Data records -
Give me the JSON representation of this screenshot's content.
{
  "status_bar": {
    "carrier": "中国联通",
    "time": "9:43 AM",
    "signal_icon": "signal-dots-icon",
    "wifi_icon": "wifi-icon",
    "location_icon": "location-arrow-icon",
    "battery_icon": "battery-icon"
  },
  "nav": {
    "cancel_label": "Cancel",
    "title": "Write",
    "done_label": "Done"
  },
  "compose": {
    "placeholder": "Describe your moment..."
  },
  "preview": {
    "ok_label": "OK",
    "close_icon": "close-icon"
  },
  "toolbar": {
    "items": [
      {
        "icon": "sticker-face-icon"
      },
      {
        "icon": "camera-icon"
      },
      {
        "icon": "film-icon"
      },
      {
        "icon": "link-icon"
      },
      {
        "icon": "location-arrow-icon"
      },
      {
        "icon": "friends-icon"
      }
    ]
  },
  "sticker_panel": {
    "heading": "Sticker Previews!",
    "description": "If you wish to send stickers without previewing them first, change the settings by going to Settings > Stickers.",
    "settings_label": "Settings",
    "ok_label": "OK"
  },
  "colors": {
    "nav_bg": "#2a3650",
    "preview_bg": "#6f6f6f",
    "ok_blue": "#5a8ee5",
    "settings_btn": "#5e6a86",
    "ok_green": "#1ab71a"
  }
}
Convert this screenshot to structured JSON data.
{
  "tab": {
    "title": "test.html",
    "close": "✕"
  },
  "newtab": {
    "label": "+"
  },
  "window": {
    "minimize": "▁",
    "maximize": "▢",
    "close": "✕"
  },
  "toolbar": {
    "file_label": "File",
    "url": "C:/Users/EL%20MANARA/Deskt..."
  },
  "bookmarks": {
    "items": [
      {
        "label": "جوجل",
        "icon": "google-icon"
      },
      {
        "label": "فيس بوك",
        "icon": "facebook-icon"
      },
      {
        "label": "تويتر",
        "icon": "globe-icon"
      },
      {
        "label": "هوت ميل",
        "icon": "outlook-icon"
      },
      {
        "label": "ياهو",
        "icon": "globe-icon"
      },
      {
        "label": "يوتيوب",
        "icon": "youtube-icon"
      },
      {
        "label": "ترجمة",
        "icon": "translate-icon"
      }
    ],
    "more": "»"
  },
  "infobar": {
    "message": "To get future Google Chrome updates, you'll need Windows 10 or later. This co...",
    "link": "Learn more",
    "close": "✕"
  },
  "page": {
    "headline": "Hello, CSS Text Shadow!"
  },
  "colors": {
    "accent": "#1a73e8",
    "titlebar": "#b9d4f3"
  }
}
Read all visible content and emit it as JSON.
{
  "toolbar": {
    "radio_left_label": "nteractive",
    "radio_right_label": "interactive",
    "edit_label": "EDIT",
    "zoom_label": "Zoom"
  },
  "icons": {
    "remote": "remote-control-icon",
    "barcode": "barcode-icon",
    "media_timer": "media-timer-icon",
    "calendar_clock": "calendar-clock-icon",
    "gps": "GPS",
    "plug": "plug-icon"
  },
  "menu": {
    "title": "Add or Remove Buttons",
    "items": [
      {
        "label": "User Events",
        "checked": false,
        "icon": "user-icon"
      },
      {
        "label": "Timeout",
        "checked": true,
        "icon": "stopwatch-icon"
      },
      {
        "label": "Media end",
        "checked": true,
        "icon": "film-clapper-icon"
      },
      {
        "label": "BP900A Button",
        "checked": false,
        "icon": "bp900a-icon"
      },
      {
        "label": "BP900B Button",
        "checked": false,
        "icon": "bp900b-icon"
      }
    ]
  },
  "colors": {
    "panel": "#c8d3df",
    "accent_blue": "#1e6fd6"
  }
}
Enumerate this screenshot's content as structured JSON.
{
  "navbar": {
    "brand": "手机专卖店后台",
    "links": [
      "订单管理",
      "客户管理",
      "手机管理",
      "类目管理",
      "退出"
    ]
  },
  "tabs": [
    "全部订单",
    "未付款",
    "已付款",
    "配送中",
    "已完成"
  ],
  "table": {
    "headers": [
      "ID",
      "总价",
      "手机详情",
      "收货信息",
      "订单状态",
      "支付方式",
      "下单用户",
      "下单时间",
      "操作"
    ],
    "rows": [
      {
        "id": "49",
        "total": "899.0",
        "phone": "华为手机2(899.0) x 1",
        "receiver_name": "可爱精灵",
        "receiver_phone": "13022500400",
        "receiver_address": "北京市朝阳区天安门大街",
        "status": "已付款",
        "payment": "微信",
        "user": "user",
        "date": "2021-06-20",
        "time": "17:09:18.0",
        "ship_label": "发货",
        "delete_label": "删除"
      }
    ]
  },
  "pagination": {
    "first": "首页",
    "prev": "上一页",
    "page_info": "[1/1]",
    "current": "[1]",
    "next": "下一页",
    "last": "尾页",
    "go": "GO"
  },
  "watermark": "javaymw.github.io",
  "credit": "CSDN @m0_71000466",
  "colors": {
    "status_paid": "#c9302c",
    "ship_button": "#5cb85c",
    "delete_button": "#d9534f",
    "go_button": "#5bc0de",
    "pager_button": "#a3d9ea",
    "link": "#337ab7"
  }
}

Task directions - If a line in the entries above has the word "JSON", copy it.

Solution for this exercise -
Give me the JSON representation of this screenshot's content.
Convert this screenshot to structured JSON data.
Read all visible content and emit it as JSON.
Enumerate this screenshot's content as structured JSON.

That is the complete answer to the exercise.